As the hearing begins, the hearing officer will go on the record and establish the presence of those persons present. The hearing officer will then introduce the department’s evidence. Under direct examination, the hearing officer will introduce testimony from those witnesses favorable to the department’s position. The hearing officer will cross-examine any defense witnesses and potentially the driver, if present. The hearing officer will make and rule on objections and will make decisions regarding the admissibility of evidence.
The driver’s representative/advocate is permitted to introduce defense evidence. The representative will introduce and examine defense witnesses and cross examine the department’s witnesses. The representative is permitted to object to certain aspects of the department’s evidence and manner in which the hearing officer examines witnesses. As the hearing ends, the driver’s representative is permitted to make a closing statement to summarize the driver’s case. The representative must be adept enough to quote and refer to specific case law and Supreme Court decisions in support of the driver’s position.
In rare instances, the hearing officer will announce his/her decision at the conclusion of the APS hearing.
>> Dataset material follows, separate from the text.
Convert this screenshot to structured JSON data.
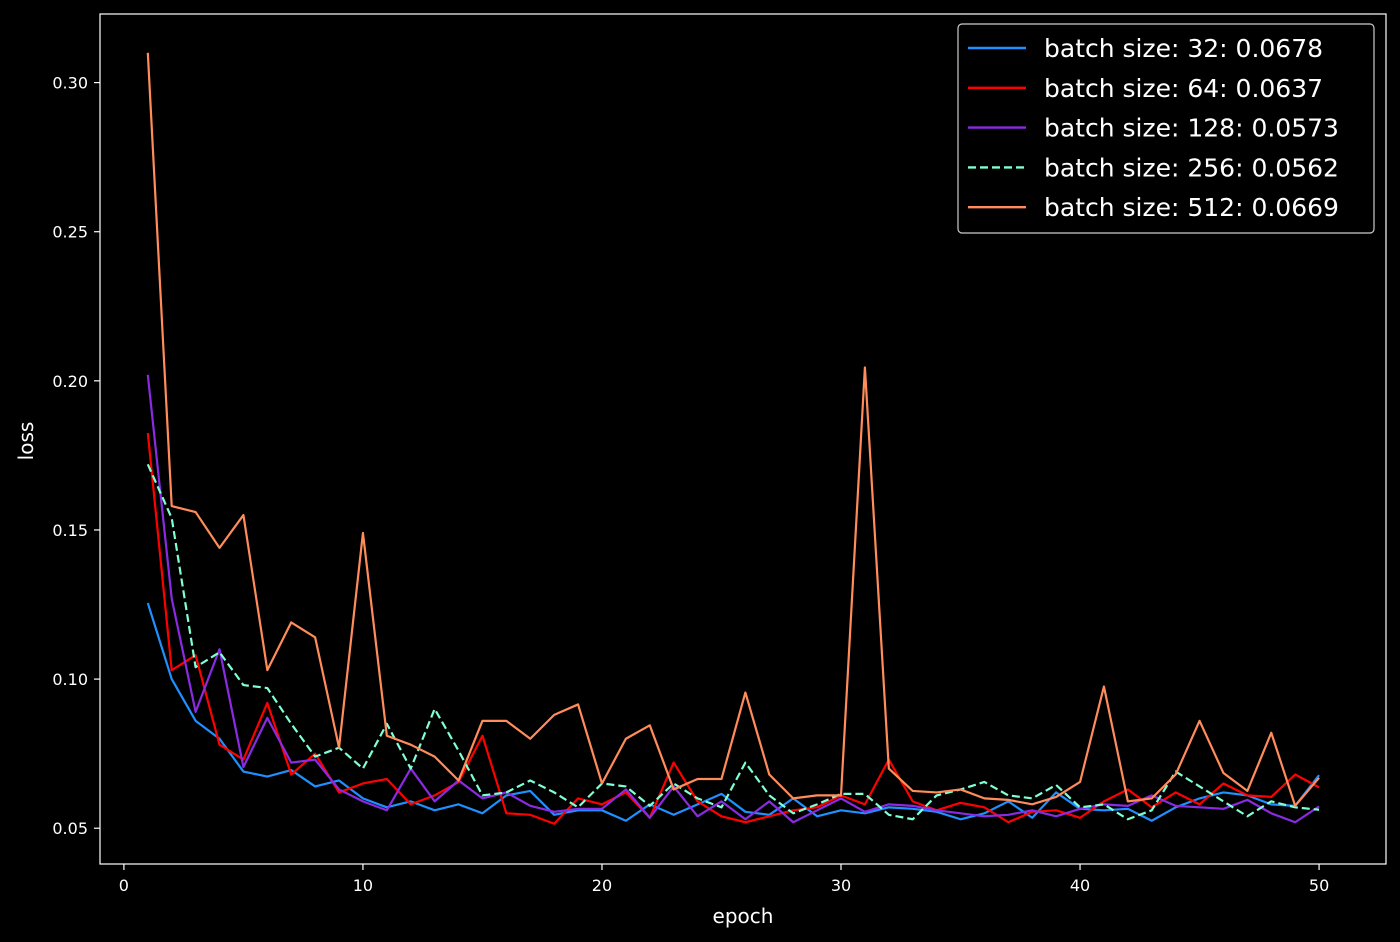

In most instances, however, the hearing officer will take the matter “under advisement” and publish a decision later. Essentially, this is where the hearing officer determines who wins. The hearing officer is mandated to publish a decision within a specified time frame however; this is largely ignored by the department. When a decision is made, the hearing officer will prepare a notice that will be mailed to the driver and his representative.
If the hearing officer rules on behalf of the department, the suspension is “sustained” and the license suspension/revocation goes into effect. Conversely, if the hearing officer rules on behalf of the driver, the license suspension/revocation is “set aside” and the suspension is terminated. The driver is permitted to obtain a “duplicate” driver’s license.
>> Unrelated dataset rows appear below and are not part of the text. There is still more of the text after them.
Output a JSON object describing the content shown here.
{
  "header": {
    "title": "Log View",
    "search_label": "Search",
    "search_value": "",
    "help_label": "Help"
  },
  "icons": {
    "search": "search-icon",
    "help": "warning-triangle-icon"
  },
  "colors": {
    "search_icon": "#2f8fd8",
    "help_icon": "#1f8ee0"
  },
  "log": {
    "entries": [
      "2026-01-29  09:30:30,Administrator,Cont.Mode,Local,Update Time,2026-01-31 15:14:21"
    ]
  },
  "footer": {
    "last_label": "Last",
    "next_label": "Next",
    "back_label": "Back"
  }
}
It cannot be overstated how unfair and arbitrary these proceedings are. By their very nature, the Administrative Per Se hearing is designed to ignore due process. The DMV will not consider the negative impact a license suspension or revocation will have on a person’s life. The only way to prevent the suspension of your license is to protect yourself by selecting a representative who has the knowledge, experience and grit to do the job correctly. Quality representation significantly increases your chances of victory.